People PowerBy joanne | 21st December | Marketing Ideas, Marketing Training
I was absolutely thrilled to see the public vote with their feet in this year’s contest for the Christmas number one. And it’s a great example to remind everyone that it’s the public who control what happens, not some well-designed marketing formula that has worked well for a number of years.
Unfortunately for Simon Cowell, I think he’s become a figure some people love to hate, which no doubt fuelled the desire to ensure he didn’t get everything his own way. But that has always been the case – customers like to feel they’re in control, not the other way around. And that’s exactly how it should be (which is why there has been the most horrendous backlash against the Iraq war).
So, how can you harness the ‘power of the people’ in your business?
- Listen to your customers – what are people saying about you? Are they happy, or are they leaving dissatisfied.
- Ask people what they think. With modern technology, people could be writing complaints about you online without you even knowing they weren’t happy. It’s always better to ask and deal with any issues immediately.
- If people are happy, ask if they will put something in writing or whether you can quote them – testimonials give people a great deal of confidence in your abilities and can be used in your marketing materials.
- Be nice – manners cost nothing and this is where Simon Cowell comes unstuck – he can be just plain rude. I actually don’t watch X-Factor for that reason – I have no time for people being nasty to others – and neither do your customers. If you’re a likeable person, customers will tend to stick around.
- Get your customers and prospects together. If you can find a way for these two groups to meet, your happy customers can do your selling for you.

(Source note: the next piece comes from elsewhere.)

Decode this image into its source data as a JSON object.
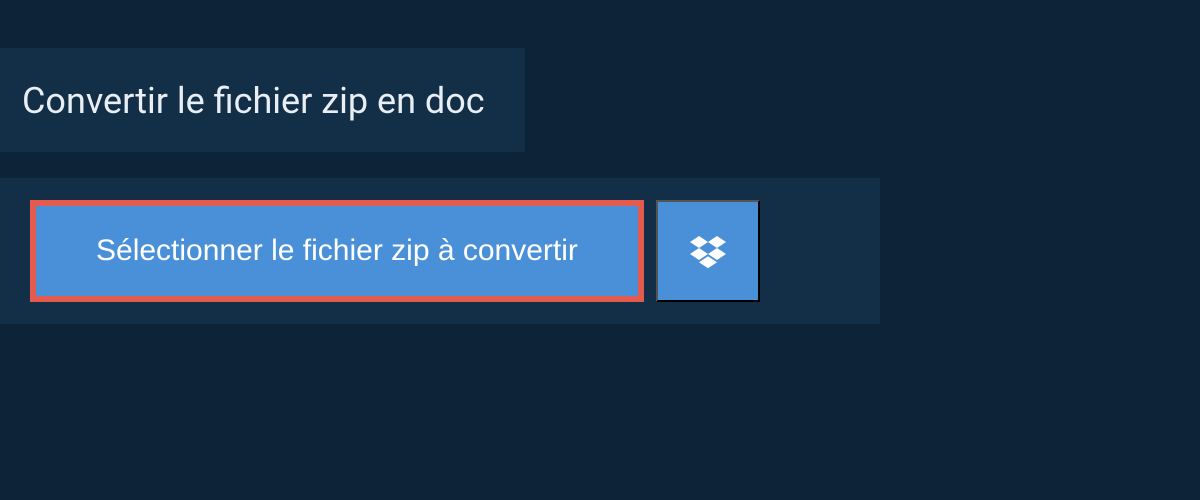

Remember that the days of business being done to people are long gone – they now have a very siginificant voice. If you’re in any doubt, just take a look at ‘United Broke My Guitar’ on YouTube. It’s been viewed over 719,000 times.